Alexandre Tkatchenko is a Professor of Theoretical Chemical Physics at the University of Luxembourg. He obtained his bachelor degree in Computer Science and a Ph.D. in Physical Chemistry at the Universidad Autonoma Metropolitana in Mexico City. In 2008−2010, he was an Alexander von Humboldt Fellow at the Fritz Haber Institute of the Max Planck Society in Berlin. Between 2011 and 2016, he led an independent research group at the same institute. Tkatchenko has given more than 230 invited talks, seminars and colloquia worldwide, published more than 150 articles in peer-reviewed academic journals (h-index=58), and serves on the editorial boards of Physical Review Letters (APS) and Science Advances (AAAS). He received a number of awards, including elected Fellow of the American Physical Society in 2019, the 2020 Dirac Medal from the World Association of Theoretical and Computational Chemists, the 2011 Gerhard Ertl Young Investigator Award of the German Physical Society, and two flagship grants from the European Research Council: a Starting Grant in 2011 and a Consolidator Grant in 2017. His group pushes the boundaries of quantum mechanics, statistical mechanics, and machine learning to develop efficient methods to enable accurate modeling and new insights into complex materials.

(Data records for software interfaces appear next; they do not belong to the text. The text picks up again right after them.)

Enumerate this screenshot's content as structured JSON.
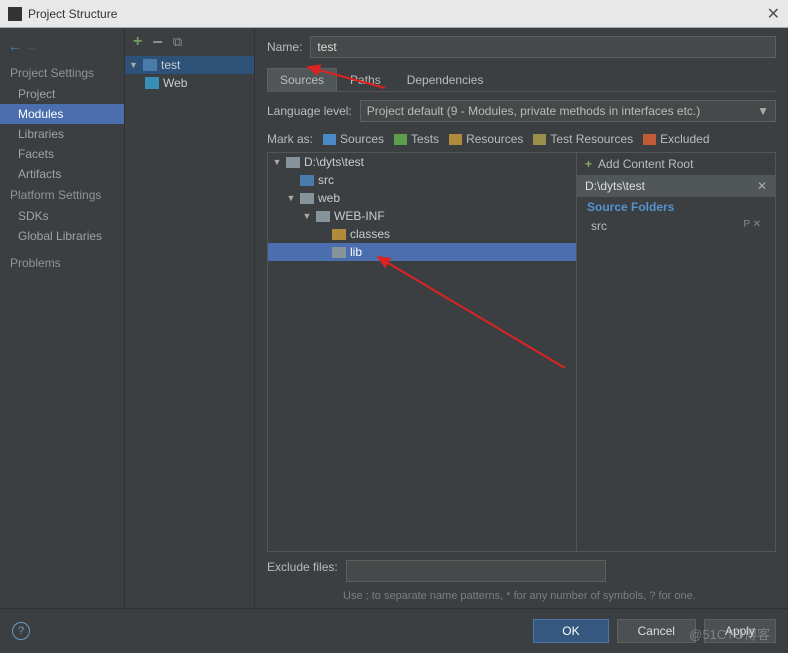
{
  "title": "Project Structure",
  "left": {
    "section1": "Project Settings",
    "items1": [
      "Project",
      "Modules",
      "Libraries",
      "Facets",
      "Artifacts"
    ],
    "section2": "Platform Settings",
    "items2": [
      "SDKs",
      "Global Libraries"
    ],
    "section3": "Problems",
    "selected": "Modules"
  },
  "mid": {
    "module": "test",
    "facet": "Web"
  },
  "right": {
    "name_label": "Name:",
    "name_value": "test",
    "tabs": [
      "Sources",
      "Paths",
      "Dependencies"
    ],
    "active_tab": "Sources",
    "lang_label": "Language level:",
    "lang_value": "Project default (9 - Modules, private methods in interfaces etc.)",
    "markas_label": "Mark as:",
    "marks": [
      "Sources",
      "Tests",
      "Resources",
      "Test Resources",
      "Excluded"
    ],
    "tree": {
      "root": "D:\\dyts\\test",
      "items": [
        "src",
        "web",
        "WEB-INF",
        "classes",
        "lib"
      ],
      "selected": "lib"
    },
    "roots": {
      "add": "Add Content Root",
      "path": "D:\\dyts\\test",
      "source_header": "Source Folders",
      "src": "src"
    },
    "exclude_label": "Exclude files:",
    "exclude_value": "",
    "exclude_hint": "Use ; to separate name patterns, * for any number of symbols, ? for one."
  },
  "footer": {
    "ok": "OK",
    "cancel": "Cancel",
    "apply": "Apply"
  },
  "watermark": "@51CTO博客"
}
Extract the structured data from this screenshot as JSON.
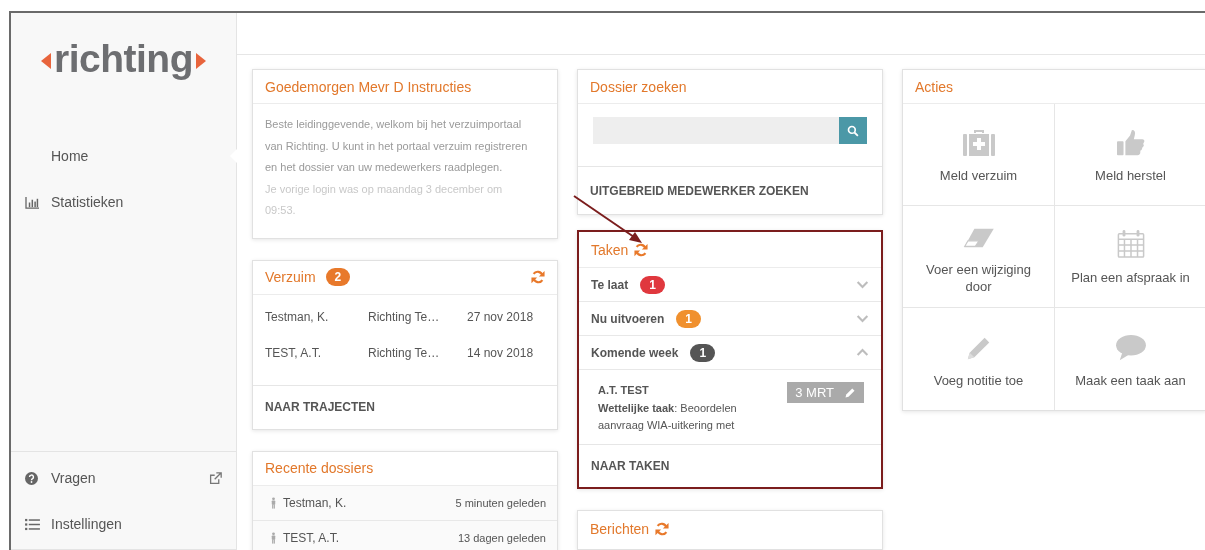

Leonardo Medrano is currently working as a postdoc in Prof. A. Tkatchenko’s group at the University of Luxembourg. He is combining machine learning methods with quantum/statistical mechanics to develop physics-inspired neural network potentials for the study of drug-protein interactions as well as frameworks for computer-aided molecular design. In 2018, Leonardo got his doctor degree in Mechanical Engineering at the Technical University of Dresden as an IMPRS fellow (International Max Planck Research School). Earlier, he got his Bachelor and Master’s degrees in Physics at the National University of San Marcos in Lima-Peru. In addition to his theoretical investigations, Leonardo actively engages in multi-disciplinary projects with experimental/industrial collaborators to address current challenges in Physics and Chemistry (see Google Scholar page).